A few weeks ago, my husband, a security consultant, met with a city about finding vulnerabilities in their network. When he met with the city’s library director, one of the questions he asked was, “You don’t filter your public computers, do you?” My husband texted me immediately after his meeting to say, “You should be proud of me. I told them to keep their public computers unfiltered.”
There is some irony to this. He is, after all, the same man who used to be responsible for blocking access to Web sites at his former company, but his stance on filtering makes complete sense. His company had an Internet policy for its employees, for one, and he kept constant vigilance to make sure nothing got past the filters that shouldn’t and that innocuous sites were still accessible.
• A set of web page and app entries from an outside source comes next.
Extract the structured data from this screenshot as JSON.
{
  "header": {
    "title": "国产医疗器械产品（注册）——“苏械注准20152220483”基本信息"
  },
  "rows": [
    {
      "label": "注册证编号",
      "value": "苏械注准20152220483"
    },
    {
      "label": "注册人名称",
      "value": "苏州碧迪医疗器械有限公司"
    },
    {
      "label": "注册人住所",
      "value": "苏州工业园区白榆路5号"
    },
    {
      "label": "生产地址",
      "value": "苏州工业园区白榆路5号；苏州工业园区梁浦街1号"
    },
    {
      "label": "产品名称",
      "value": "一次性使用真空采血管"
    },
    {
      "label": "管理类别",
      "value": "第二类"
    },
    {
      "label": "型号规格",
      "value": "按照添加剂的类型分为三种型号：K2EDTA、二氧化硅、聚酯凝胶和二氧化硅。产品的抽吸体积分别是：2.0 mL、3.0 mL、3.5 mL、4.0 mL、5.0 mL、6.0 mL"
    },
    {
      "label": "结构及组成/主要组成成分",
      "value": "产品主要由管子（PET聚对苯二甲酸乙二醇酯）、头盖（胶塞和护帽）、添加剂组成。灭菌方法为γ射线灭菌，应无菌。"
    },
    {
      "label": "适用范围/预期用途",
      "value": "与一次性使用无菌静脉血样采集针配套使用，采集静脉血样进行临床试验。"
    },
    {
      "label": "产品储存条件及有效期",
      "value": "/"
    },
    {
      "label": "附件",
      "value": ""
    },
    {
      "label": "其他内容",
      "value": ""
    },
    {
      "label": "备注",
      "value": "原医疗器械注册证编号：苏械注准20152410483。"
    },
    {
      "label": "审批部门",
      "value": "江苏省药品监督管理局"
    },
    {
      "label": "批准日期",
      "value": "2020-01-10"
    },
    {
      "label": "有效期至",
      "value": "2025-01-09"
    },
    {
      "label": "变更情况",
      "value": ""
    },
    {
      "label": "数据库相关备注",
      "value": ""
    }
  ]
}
His stance is that filters should not be used in a public setting, especially when constant modifications cannot be made, because it infringes on First Amendment rights.